Top of Data for processing

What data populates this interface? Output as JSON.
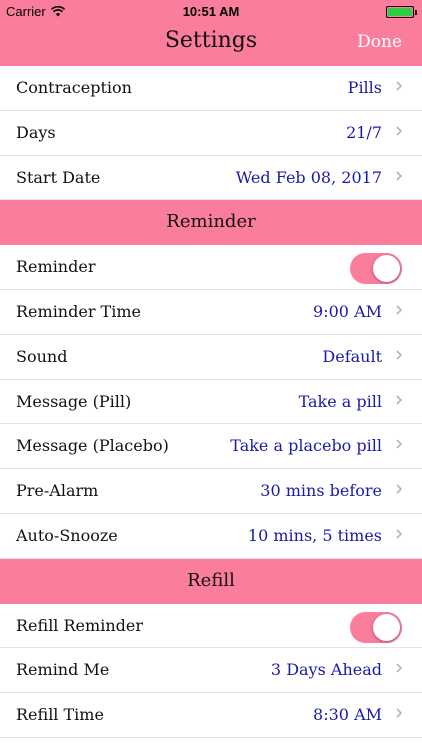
{
  "status_bar": {
    "carrier": "Carrier",
    "time": "10:51 AM"
  },
  "nav": {
    "title": "Settings",
    "done_label": "Done"
  },
  "rows_top": [
    {
      "label": "Contraception",
      "value": "Pills"
    },
    {
      "label": "Days",
      "value": "21/7"
    },
    {
      "label": "Start Date",
      "value": "Wed Feb 08, 2017"
    }
  ],
  "section_reminder": "Reminder",
  "reminder_toggle": {
    "label": "Reminder",
    "on": true
  },
  "rows_reminder": [
    {
      "label": "Reminder Time",
      "value": "9:00 AM"
    },
    {
      "label": "Sound",
      "value": "Default"
    },
    {
      "label": "Message (Pill)",
      "value": "Take a pill"
    },
    {
      "label": "Message (Placebo)",
      "value": "Take a placebo pill"
    },
    {
      "label": "Pre-Alarm",
      "value": "30 mins before"
    },
    {
      "label": "Auto-Snooze",
      "value": "10 mins, 5 times"
    }
  ],
  "section_refill": "Refill",
  "refill_toggle": {
    "label": "Refill Reminder",
    "on": true
  },
  "rows_refill": [
    {
      "label": "Remind Me",
      "value": "3 Days Ahead"
    },
    {
      "label": "Refill Time",
      "value": "8:30 AM"
    }
  ],
  "colors": {
    "accent": "#fb7d9c",
    "value_text": "#1a1aa8"
  }
}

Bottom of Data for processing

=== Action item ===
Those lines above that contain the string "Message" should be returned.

=== Response for this exercise ===
      "label": "Message (Pill)",
      "label": "Message (Placebo)",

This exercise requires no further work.